**PROBLEM DETAILS**
Every line in the records below with the string "Bilder" needs to be copied out.

(Web page and app entries)
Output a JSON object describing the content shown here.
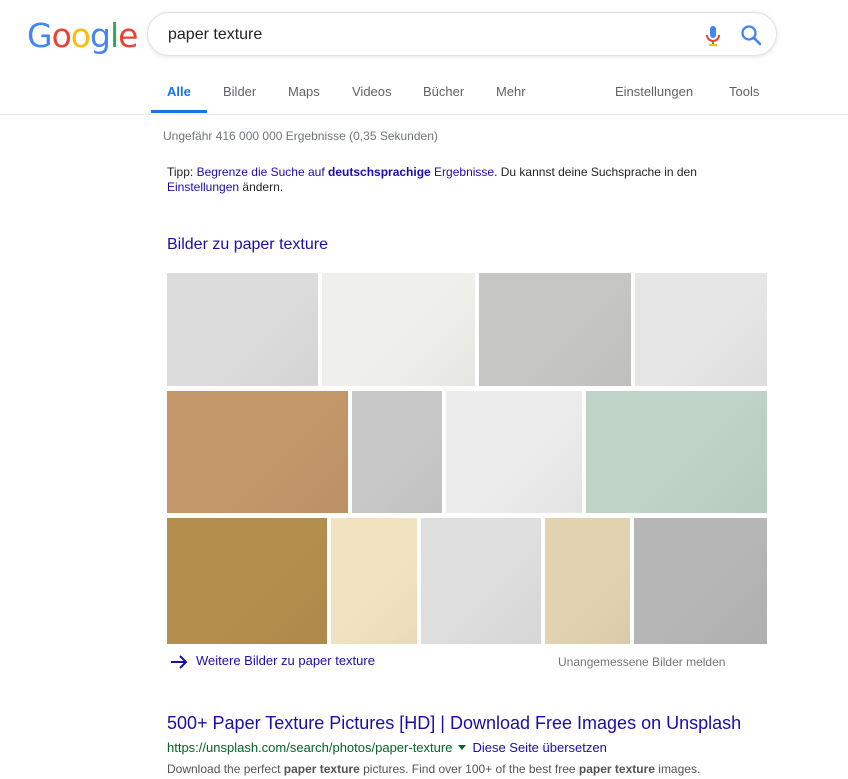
{
  "logo": {
    "letters": [
      "G",
      "o",
      "o",
      "g",
      "l",
      "e"
    ],
    "colors": [
      "#4285F4",
      "#EA4335",
      "#FBBC05",
      "#4285F4",
      "#34A853",
      "#EA4335"
    ]
  },
  "search": {
    "value": "paper texture"
  },
  "tabs": [
    {
      "label": "Alle",
      "active": true
    },
    {
      "label": "Bilder"
    },
    {
      "label": "Maps"
    },
    {
      "label": "Videos"
    },
    {
      "label": "Bücher"
    },
    {
      "label": "Mehr"
    },
    {
      "label": "Einstellungen"
    },
    {
      "label": "Tools"
    }
  ],
  "stats": "Ungefähr 416 000 000 Ergebnisse (0,35 Sekunden)",
  "tipp": {
    "prefix": "Tipp: ",
    "link1": "Begrenze die Suche auf ",
    "link_bold": "deutschsprachige",
    "link2": " Ergebnisse",
    "middle": ". Du kannst deine Suchsprache in den ",
    "link3": "Einstellungen",
    "suffix": " ändern."
  },
  "images": {
    "heading": "Bilder zu paper texture",
    "thumb_colors": [
      "#dcdcdc",
      "#efefec",
      "#c6c6c4",
      "#e6e6e6",
      "#c4976a",
      "#c8c8c8",
      "#ececec",
      "#bfd3c6",
      "#b48e4c",
      "#f2e3c0",
      "#dedede",
      "#e2d3b0",
      "#b6b6b6"
    ],
    "more_label": "Weitere Bilder zu paper texture",
    "report_label": "Unangemessene Bilder melden"
  },
  "result": {
    "title": "500+ Paper Texture Pictures [HD] | Download Free Images on Unsplash",
    "url": "https://unsplash.com/search/photos/paper-texture",
    "translate": "Diese Seite übersetzen",
    "snippet_parts": [
      "Download the perfect ",
      "paper texture",
      " pictures. Find over 100+ of the best free ",
      "paper texture",
      " images."
    ]
  }
}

**ANSWER AREA**
      "label": "Bilder"
    "heading": "Bilder zu paper texture",
    "more_label": "Weitere Bilder zu paper texture",
    "report_label": "Unangemessene Bilder melden"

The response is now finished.